INFORMATION PROVIDED Block Start
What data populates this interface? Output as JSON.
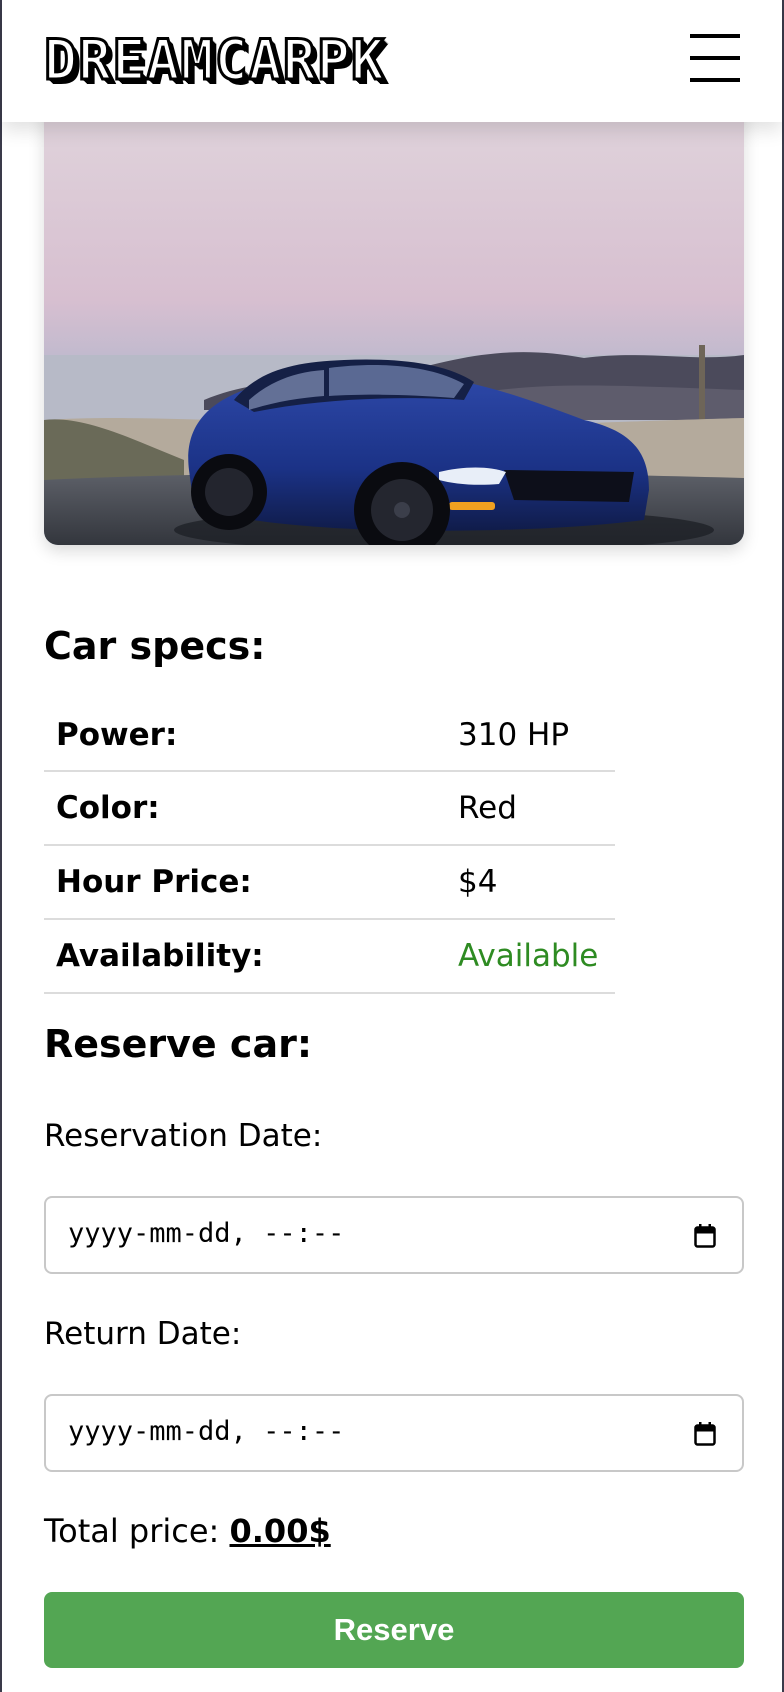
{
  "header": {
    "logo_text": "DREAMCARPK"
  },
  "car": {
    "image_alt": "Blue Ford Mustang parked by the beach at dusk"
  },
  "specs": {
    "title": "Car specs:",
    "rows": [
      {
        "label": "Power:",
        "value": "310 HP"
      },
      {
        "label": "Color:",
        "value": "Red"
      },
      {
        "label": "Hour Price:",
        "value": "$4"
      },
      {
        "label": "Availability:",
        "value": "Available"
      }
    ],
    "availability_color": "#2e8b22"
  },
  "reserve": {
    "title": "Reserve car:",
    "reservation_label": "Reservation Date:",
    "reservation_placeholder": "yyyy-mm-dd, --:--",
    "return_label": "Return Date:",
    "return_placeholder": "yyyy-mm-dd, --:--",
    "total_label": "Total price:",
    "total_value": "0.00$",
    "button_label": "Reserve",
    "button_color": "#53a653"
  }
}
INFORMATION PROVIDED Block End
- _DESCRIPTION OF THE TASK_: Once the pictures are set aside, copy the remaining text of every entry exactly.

- _TASK OUTPUT_:
What data populates this interface? Output as JSON.
{
  "header": {
    "logo_text": "DREAMCARPK"
  },
  "car": {
    "image_alt": "Blue Ford Mustang parked by the beach at dusk"
  },
  "specs": {
    "title": "Car specs:",
    "rows": [
      {
        "label": "Power:",
        "value": "310 HP"
      },
      {
        "label": "Color:",
        "value": "Red"
      },
      {
        "label": "Hour Price:",
        "value": "$4"
      },
      {
        "label": "Availability:",
        "value": "Available"
      }
    ],
    "availability_color": "#2e8b22"
  },
  "reserve": {
    "title": "Reserve car:",
    "reservation_label": "Reservation Date:",
    "reservation_placeholder": "yyyy-mm-dd, --:--",
    "return_label": "Return Date:",
    "return_placeholder": "yyyy-mm-dd, --:--",
    "total_label": "Total price:",
    "total_value": "0.00$",
    "button_label": "Reserve",
    "button_color": "#53a653"
  }
}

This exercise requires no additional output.